Here is the full transcript of the BBC's interview with President Barack Obama.Andrew Marr: could I start by going back to that extraordinary moment a fortnightago when you know that you had got Bin Laden. This was not simply presumablyanother difficult decision. As an American, never mind as president, there wassomething personal about it.President Barack Obama:
Well, there is. If you have met with families who lost lovedones on 9/11 - if you think about what an extraordinary trauma it was for the country as awhole, the sacrifices that had been made by troops - not only from the United States butalso from Great Britain and other members - in Afghanistan and you think that all tracesback to this maniacal action by al-Qaeda. For us, to be able to say unequivocally that themastermind behind that event had been removed was a powerful moment. And youcould see it in the reactions here in the United States.
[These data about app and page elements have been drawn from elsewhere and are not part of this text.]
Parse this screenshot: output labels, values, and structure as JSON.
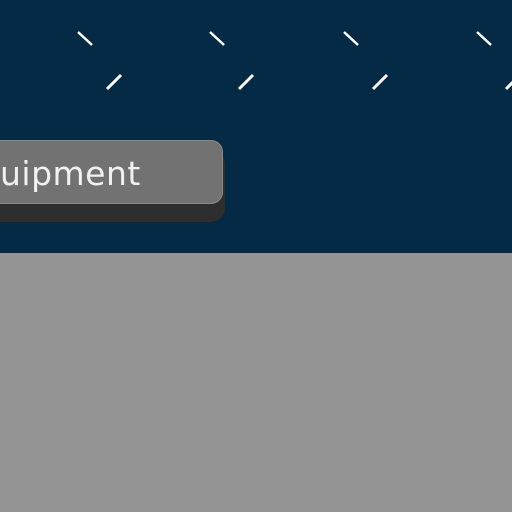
{
  "colors": {
    "header_bg": "#042a45",
    "pattern_stroke": "#ffffff",
    "content_bg": "#949494",
    "tab_bg": "#727272",
    "tab_shadow": "#2e2e2e"
  },
  "header": {
    "pattern_icon": "diagonal-tick-marks"
  },
  "tab": {
    "label": "uipment"
  }
}
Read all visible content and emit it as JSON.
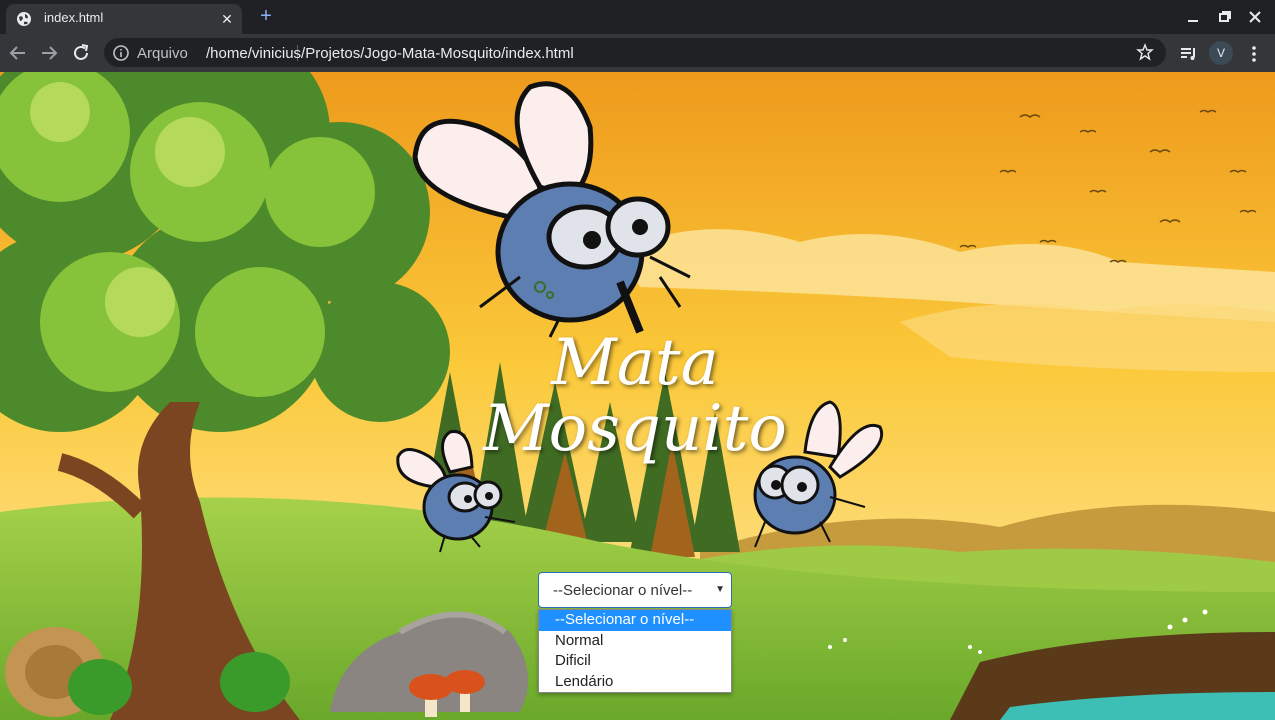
{
  "browser": {
    "tab_title": "index.html",
    "omnibox_scheme": "Arquivo",
    "omnibox_url": "/home/vinicius/Projetos/Jogo-Mata-Mosquito/index.html",
    "profile_initial": "V"
  },
  "game": {
    "title_line1": "Mata",
    "title_line2": "Mosquito"
  },
  "level_select": {
    "selected": "--Selecionar o nível--",
    "options": [
      "--Selecionar o nível--",
      "Normal",
      "Dificil",
      "Lendário"
    ]
  },
  "colors": {
    "sky_top": "#f2a21f",
    "sky_bottom": "#fbd76a",
    "grass": "#8cc63f",
    "select_highlight": "#1e90ff"
  }
}
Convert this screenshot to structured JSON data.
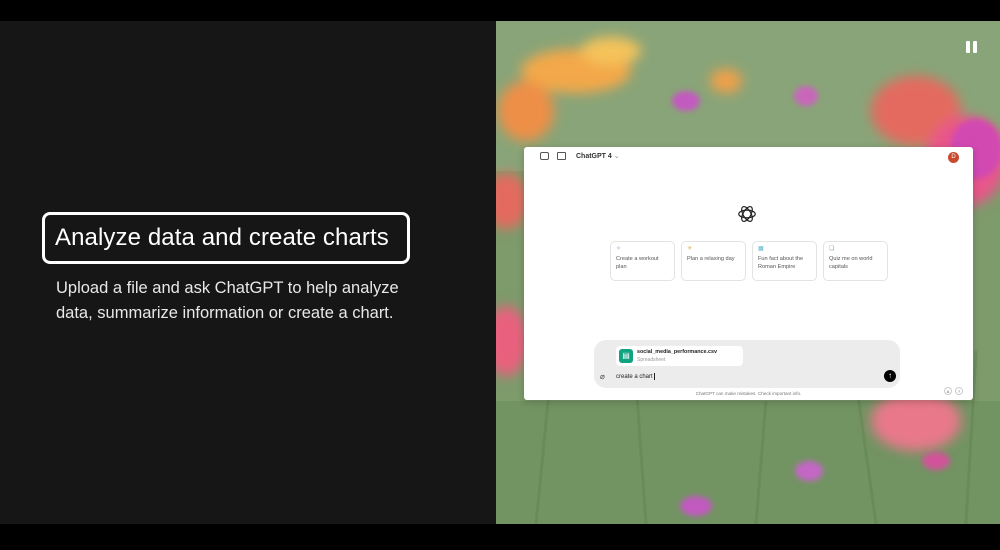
{
  "feature": {
    "title": "Analyze data and create charts",
    "description": "Upload a file and ask ChatGPT to help analyze data, summarize information or create a chart."
  },
  "media": {
    "pause_icon": "pause-icon",
    "app": {
      "model_label": "ChatGPT 4",
      "avatar_initial": "D",
      "suggestions": [
        {
          "icon": "sparkle",
          "text": "Create a workout plan"
        },
        {
          "icon": "sun",
          "text": "Plan a relaxing day"
        },
        {
          "icon": "calendar",
          "text": "Fun fact about the Roman Empire"
        },
        {
          "icon": "book",
          "text": "Quiz me on world capitals"
        }
      ],
      "attachment": {
        "filename": "social_media_performance.csv",
        "filetype": "Spreadsheet"
      },
      "composer_text": "create a chart",
      "disclaimer": "ChatGPT can make mistakes. Check important info."
    }
  },
  "colors": {
    "background": "#161616",
    "accent_green": "#10a37f",
    "avatar": "#c94a2e"
  }
}
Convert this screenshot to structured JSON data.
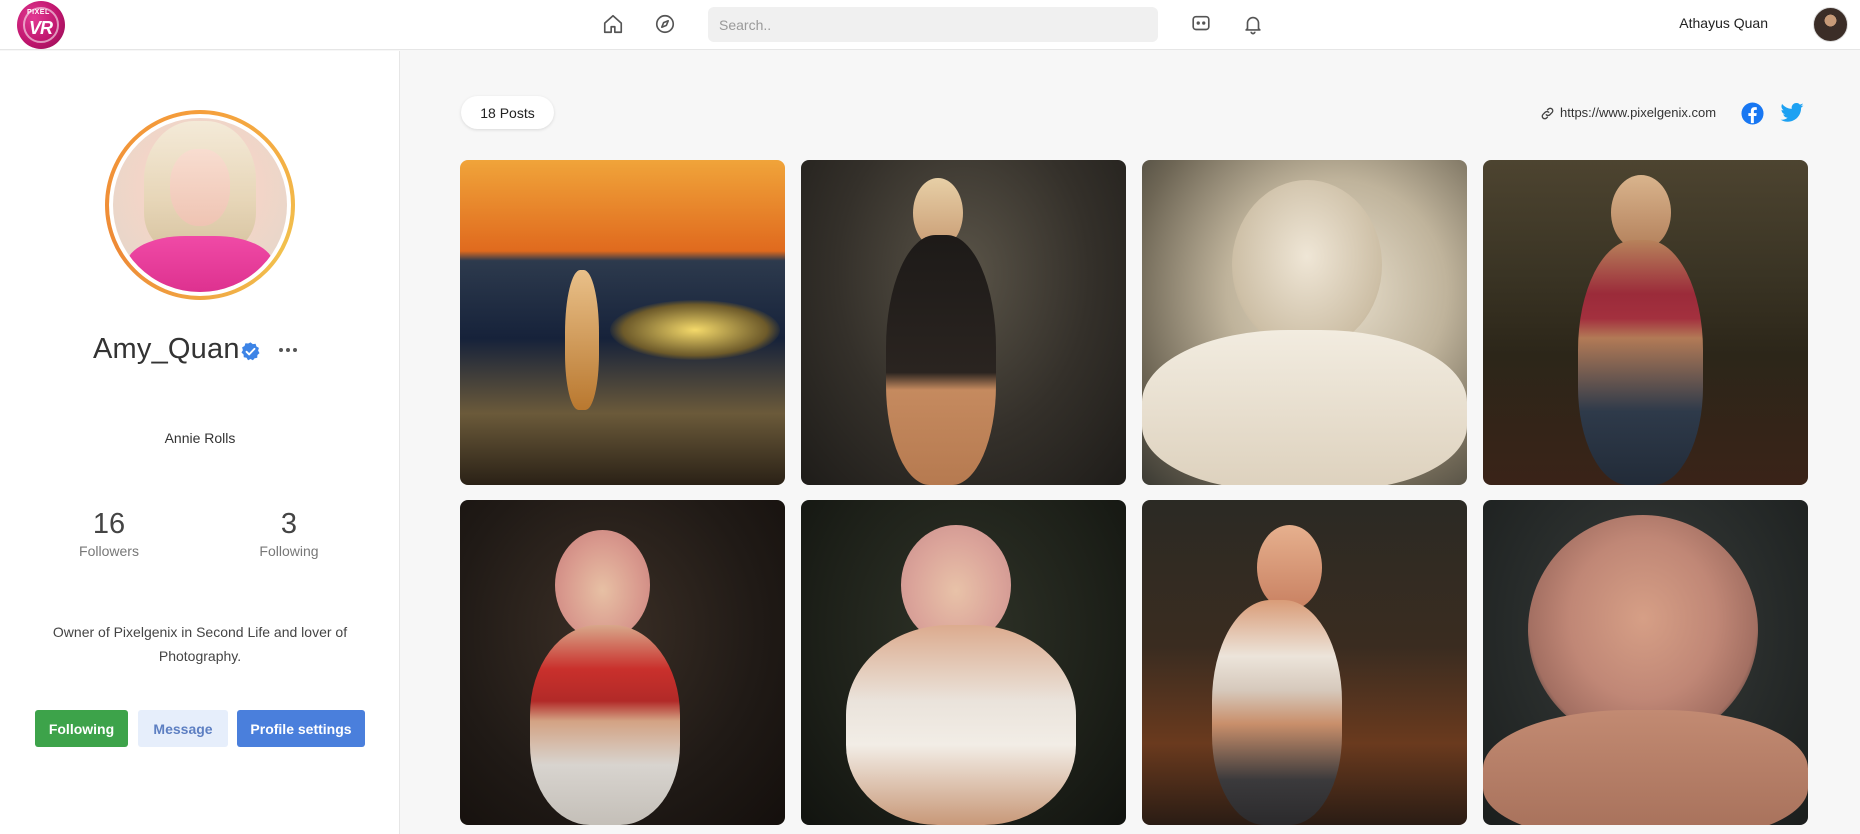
{
  "app": {
    "logo_small": "PIXEL",
    "logo_big": "VR"
  },
  "topbar": {
    "search_placeholder": "Search..",
    "icons": [
      "home-icon",
      "compass-icon",
      "chat-icon",
      "bell-icon"
    ],
    "user_name": "Athayus Quan"
  },
  "profile": {
    "username": "Amy_Quan",
    "display_name": "Annie Rolls",
    "followers_count": "16",
    "followers_label": "Followers",
    "following_count": "3",
    "following_label": "Following",
    "bio": "Owner of Pixelgenix in Second Life and lover of Photography.",
    "buttons": {
      "following": "Following",
      "message": "Message",
      "settings": "Profile settings"
    }
  },
  "main": {
    "posts_label": "18 Posts",
    "website": "https://www.pixelgenix.com",
    "posts_count": 8
  },
  "colors": {
    "accent_blue": "#4a7fdc",
    "following_green": "#3da34a",
    "message_bg": "#e6eefb",
    "verified_blue": "#3d84e6",
    "facebook": "#1877f2",
    "twitter": "#1da1f2",
    "logo_pink": "#c0166e"
  }
}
And certainly, that's somethingthat I felt very personally.I also felt just great gratitude for the extraordinary performance of the team. Becauseany time you send any kind of men and women in uniform into battle your biggestconcern is whether they're going to come back. And for them to have been able toperform this without casualties was extraordinary.
It was also an extraordinary gamble, as you yourself have said, because your troops could have ended up shooting at Pakistani troops had things gone wrong.And however difficult relations are with Pakistan at the moment, they could havebeen an awful lot worse by that.
It could have gone worse. Part of the reason that I was able to take that calculated riskwas an awareness number one of how well they prepared. How well we had under, wehad staked out what the compound was like. It was set back from a large portion of theneighbourhood there. We felt that we could get in and out relatively quickly. But there isno doubt that that was as long a 40 minutes as I care to experience during mypresidency.
Absolutely. And although the phrase was kill or capture, realistically in a darkplace with bullets flying around, he was always going to be killed, wasn't he?
Well the, as you said, the instruction was kill or capture. Understanding that when yousend our guys into a compound like that in the pitch of night, on a moonless night,without knowing whether somebody has a bomb strapped to them, what kinds of weapons they have access to, that their number one instruction was to come out safelyas well as perform the mission. And I think they did so in an extraordinary fashion. Thefact that the vast majority of people on the compound were able to avoid any seriousinjury was a testament to their professionalism.
What would he have had to do to be captured?
Well, I, you know, I don't want to go into the details of the operation. I will say that, youknow, we went in understanding this was an extraordinarily difficult mission with a whole